(Beginning of DATA LISTING)

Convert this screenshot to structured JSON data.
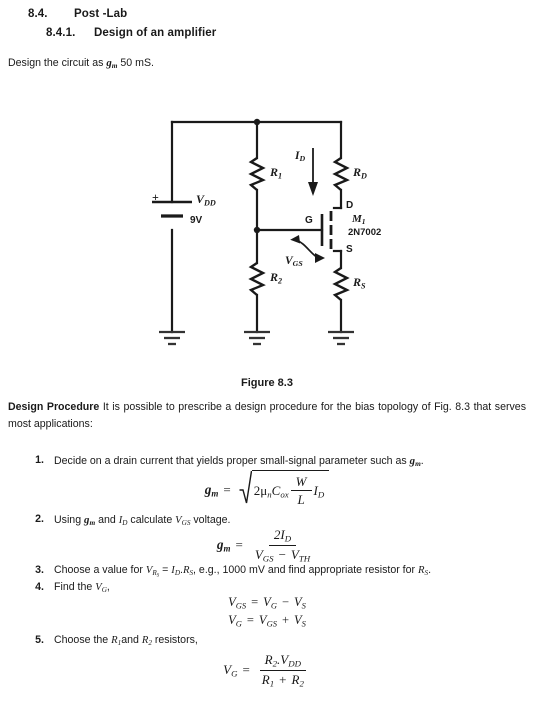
{
  "document": {
    "section_heading": {
      "number": "8.4.",
      "title": "Post -Lab"
    },
    "subsection_heading": {
      "number": "8.4.1.",
      "title": "Design of an amplifier"
    },
    "intro": {
      "before": "Design the circuit as ",
      "symbol": "g",
      "symbol_sub": "m",
      "after": " 50 mS."
    },
    "figure_caption": "Figure 8.3",
    "procedure": {
      "lead_bold": "Design Procedure",
      "lead_text": " It is possible to prescribe a design procedure for the bias topology of Fig. 8.3 that serves most applications:"
    },
    "steps": [
      {
        "number": "1.",
        "text_before": "Decide on a drain current that yields proper small-signal parameter such as ",
        "symbol": "g",
        "symbol_sub": "m",
        "text_after": "."
      },
      {
        "number": "2.",
        "t1": "Using ",
        "s1": "g",
        "s1sub": "m",
        "t2": " and ",
        "s2": "I",
        "s2sub": "D",
        "t3": " calculate ",
        "s3": "V",
        "s3sub": "GS",
        "t4": " voltage."
      },
      {
        "number": "3.",
        "t1": "Choose a value for ",
        "s1": "V",
        "s1sub": "R",
        "s1subsub": "S",
        "t2": " = ",
        "s2": "I",
        "s2sub": "D",
        "t3": ".",
        "s3": "R",
        "s3sub": "S",
        "t4": ", e.g., 1000 mV and find appropriate resistor for ",
        "s4": "R",
        "s4sub": "S",
        "t5": "."
      },
      {
        "number": "4.",
        "t1": "Find the ",
        "s1": "V",
        "s1sub": "G",
        "t2": ","
      },
      {
        "number": "5.",
        "t1": "Choose the ",
        "s1": "R",
        "s1sub": "1",
        "t2": "and ",
        "s2": "R",
        "s2sub": "2",
        "t3": " resistors,"
      }
    ],
    "equations": {
      "eq1": {
        "lhs": "g",
        "lhs_sub": "m",
        "eq": "=",
        "radicand_prefix": "2",
        "mu": "μ",
        "mu_sub": "n",
        "cox": "C",
        "cox_sub": "ox",
        "frac_num": "W",
        "frac_den": "L",
        "tail": "I",
        "tail_sub": "D"
      },
      "eq2": {
        "lhs": "g",
        "lhs_sub": "m",
        "eq": "=",
        "num": "2I",
        "num_sub": "D",
        "den_a": "V",
        "den_a_sub": "GS",
        "den_op": "−",
        "den_b": "V",
        "den_b_sub": "TH"
      },
      "eq3": {
        "line1": "V GS = V G − V S",
        "line2": "V G = V GS + V S",
        "l1_a": "V",
        "l1_a_sub": "GS",
        "l1_eq": "=",
        "l1_b": "V",
        "l1_b_sub": "G",
        "l1_op": "−",
        "l1_c": "V",
        "l1_c_sub": "S",
        "l2_a": "V",
        "l2_a_sub": "G",
        "l2_eq": "=",
        "l2_b": "V",
        "l2_b_sub": "GS",
        "l2_op": "+",
        "l2_c": "V",
        "l2_c_sub": "S"
      },
      "eq4": {
        "lhs": "V",
        "lhs_sub": "G",
        "eq": "=",
        "num_a": "R",
        "num_a_sub": "2",
        "num_dot": ".",
        "num_b": "V",
        "num_b_sub": "DD",
        "den_a": "R",
        "den_a_sub": "1",
        "den_op": "+",
        "den_b": "R",
        "den_b_sub": "2"
      }
    }
  },
  "circuit": {
    "labels": {
      "vdd": "V",
      "vdd_sub": "DD",
      "vdd_value": "9V",
      "plus": "+",
      "r1": "R",
      "r1_sub": "1",
      "r2": "R",
      "r2_sub": "2",
      "rd": "R",
      "rd_sub": "D",
      "rs": "R",
      "rs_sub": "S",
      "id": "I",
      "id_sub": "D",
      "vgs": "V",
      "vgs_sub": "GS",
      "gate": "G",
      "drain": "D",
      "source": "S",
      "m1": "M",
      "m1_sub": "1",
      "part_number": "2N7002"
    },
    "colors": {
      "wire": "#1a1a1a",
      "label": "#1a1a1a",
      "background": "#ffffff"
    }
  }
}
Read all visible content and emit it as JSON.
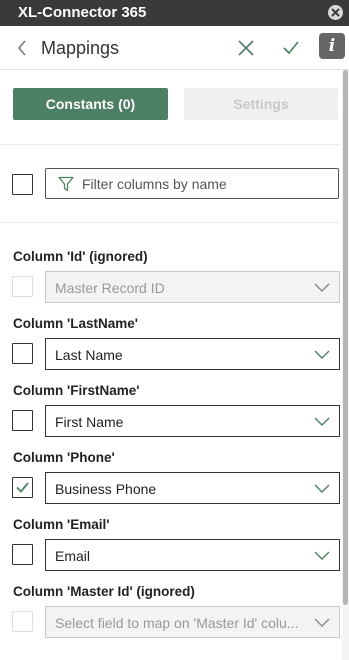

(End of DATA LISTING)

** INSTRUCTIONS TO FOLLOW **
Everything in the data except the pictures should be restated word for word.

** RESULT OF THIS EXERCISE **
Convert this screenshot to structured JSON data.
{
  "document": {
    "section_heading": {
      "number": "8.4.",
      "title": "Post -Lab"
    },
    "subsection_heading": {
      "number": "8.4.1.",
      "title": "Design of an amplifier"
    },
    "intro": {
      "before": "Design the circuit as ",
      "symbol": "g",
      "symbol_sub": "m",
      "after": " 50 mS."
    },
    "figure_caption": "Figure 8.3",
    "procedure": {
      "lead_bold": "Design Procedure",
      "lead_text": " It is possible to prescribe a design procedure for the bias topology of Fig. 8.3 that serves most applications:"
    },
    "steps": [
      {
        "number": "1.",
        "text_before": "Decide on a drain current that yields proper small-signal parameter such as ",
        "symbol": "g",
        "symbol_sub": "m",
        "text_after": "."
      },
      {
        "number": "2.",
        "t1": "Using ",
        "s1": "g",
        "s1sub": "m",
        "t2": " and ",
        "s2": "I",
        "s2sub": "D",
        "t3": " calculate ",
        "s3": "V",
        "s3sub": "GS",
        "t4": " voltage."
      },
      {
        "number": "3.",
        "t1": "Choose a value for ",
        "s1": "V",
        "s1sub": "R",
        "s1subsub": "S",
        "t2": " = ",
        "s2": "I",
        "s2sub": "D",
        "t3": ".",
        "s3": "R",
        "s3sub": "S",
        "t4": ", e.g., 1000 mV and find appropriate resistor for ",
        "s4": "R",
        "s4sub": "S",
        "t5": "."
      },
      {
        "number": "4.",
        "t1": "Find the ",
        "s1": "V",
        "s1sub": "G",
        "t2": ","
      },
      {
        "number": "5.",
        "t1": "Choose the ",
        "s1": "R",
        "s1sub": "1",
        "t2": "and ",
        "s2": "R",
        "s2sub": "2",
        "t3": " resistors,"
      }
    ],
    "equations": {
      "eq1": {
        "lhs": "g",
        "lhs_sub": "m",
        "eq": "=",
        "radicand_prefix": "2",
        "mu": "μ",
        "mu_sub": "n",
        "cox": "C",
        "cox_sub": "ox",
        "frac_num": "W",
        "frac_den": "L",
        "tail": "I",
        "tail_sub": "D"
      },
      "eq2": {
        "lhs": "g",
        "lhs_sub": "m",
        "eq": "=",
        "num": "2I",
        "num_sub": "D",
        "den_a": "V",
        "den_a_sub": "GS",
        "den_op": "−",
        "den_b": "V",
        "den_b_sub": "TH"
      },
      "eq3": {
        "line1": "V GS = V G − V S",
        "line2": "V G = V GS + V S",
        "l1_a": "V",
        "l1_a_sub": "GS",
        "l1_eq": "=",
        "l1_b": "V",
        "l1_b_sub": "G",
        "l1_op": "−",
        "l1_c": "V",
        "l1_c_sub": "S",
        "l2_a": "V",
        "l2_a_sub": "G",
        "l2_eq": "=",
        "l2_b": "V",
        "l2_b_sub": "GS",
        "l2_op": "+",
        "l2_c": "V",
        "l2_c_sub": "S"
      },
      "eq4": {
        "lhs": "V",
        "lhs_sub": "G",
        "eq": "=",
        "num_a": "R",
        "num_a_sub": "2",
        "num_dot": ".",
        "num_b": "V",
        "num_b_sub": "DD",
        "den_a": "R",
        "den_a_sub": "1",
        "den_op": "+",
        "den_b": "R",
        "den_b_sub": "2"
      }
    }
  },
  "circuit": {
    "labels": {
      "vdd": "V",
      "vdd_sub": "DD",
      "vdd_value": "9V",
      "plus": "+",
      "r1": "R",
      "r1_sub": "1",
      "r2": "R",
      "r2_sub": "2",
      "rd": "R",
      "rd_sub": "D",
      "rs": "R",
      "rs_sub": "S",
      "id": "I",
      "id_sub": "D",
      "vgs": "V",
      "vgs_sub": "GS",
      "gate": "G",
      "drain": "D",
      "source": "S",
      "m1": "M",
      "m1_sub": "1",
      "part_number": "2N7002"
    },
    "colors": {
      "wire": "#1a1a1a",
      "label": "#1a1a1a",
      "background": "#ffffff"
    }
  }
}
Read all visible content and emit it as JSON.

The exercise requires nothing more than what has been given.